Inland Wetlands Commission (IWC) members last week unanimously approved the wetlands/watercourses protection aspects of a proposed 42-lot cluster-style residential subdivision on a 158-acre site in Sandy Hook. The project would be the largest residential subdivision on a 158-acre site in Sandy Hook. The project would be the largest residential subdivision locally in more than a decade. Following an October 23 executive session during which IWC members privately discussed plans for the proposed Sherman Woods complex, they approved the project. Sherman Woods has been the subject of a court appeal by the developer since October 2009. The IWC approval will now be reviewed by a Superior Court judge. If the judge endorses that approval, the application would be submitted to the Planning and Zoning Commission (P&Z) for review and action.

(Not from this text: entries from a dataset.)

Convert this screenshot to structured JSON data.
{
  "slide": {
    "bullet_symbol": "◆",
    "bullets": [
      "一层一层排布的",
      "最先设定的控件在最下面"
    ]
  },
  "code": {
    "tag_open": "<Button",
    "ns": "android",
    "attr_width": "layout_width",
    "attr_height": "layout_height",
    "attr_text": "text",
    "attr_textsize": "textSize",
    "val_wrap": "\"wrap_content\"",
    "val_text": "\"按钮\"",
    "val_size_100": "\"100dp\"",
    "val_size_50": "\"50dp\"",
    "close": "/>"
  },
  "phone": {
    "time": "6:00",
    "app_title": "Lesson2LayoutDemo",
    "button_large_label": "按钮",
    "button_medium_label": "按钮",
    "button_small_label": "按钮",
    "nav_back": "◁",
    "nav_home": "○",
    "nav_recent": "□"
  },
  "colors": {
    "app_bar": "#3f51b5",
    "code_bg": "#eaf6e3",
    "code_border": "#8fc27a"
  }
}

A couple hours into the weekend collection hours for this year’s Great Pumpkin Challenge, pumpkins were already arriving at 14 Main Street, where the entire collection will be displayed on Halloween. This is the third year Newtown High School sophomore Mackenzie Page has challenged residents to carve a pumpkin, drop it off for display at her home at 14 Main Street, and offer a suggested donation of $5. In 2011 Mackenzie began The Great Pumpkin Challenge to support family friend Zoe McMorran, who was battling brain cancer. That first year donations raised went to the McMorran family and the American Cancer Association...
On October 21, a 12-year old student in Sparks, Nev., shot and wounded two fellow students and killed a teacher. The teacher, Michael Landsberry, was a former Marine and an Air National Guard Master Sergeant. Newtown VFW Post 308 has set up an account for donations, which will be used to assist the Landsberry family as they deal with their tragic loss.
Questions about the political makeup of the Board of Education in the coming two years have erupted into a controversy that could lead to local Democrats taking legal action according to the Democratic Registrar of Voters.
Registrar LeReine Frampton believes that according to a 2008 Charter Revision, both Democratic Candidates for the school board November 5 must be awarded seats, no matter where they stand in their vote tally against three Republican candidates also running for what will be four-year terms. Ms Frampton coincidentally served on the Charter Revision Commission that recommended the subsequently adopted tenant restricting any one party from holding more than a "bare majority" of seats on the school board.
News media arrived in Newtown on Friday, October 25, seeking to cover the demolition of Sandy Hook Elementary School on Dickinson Drive.
At least three satellite video trucks had arrived in town by early afternoon, staffed with crews assigned to the school demolition story.
However, that assignment was not a simple one because town officials have placed the 12 Dickinson Drive school site strictly off limits for news coverage.
To get around that restriction, news organizations sent at least three helicopters to Newtown on Friday morning to photograph the demolition site from above. The aircraft must fly at least 500 feet above the terrain to meet Federal Aviation Administration rules.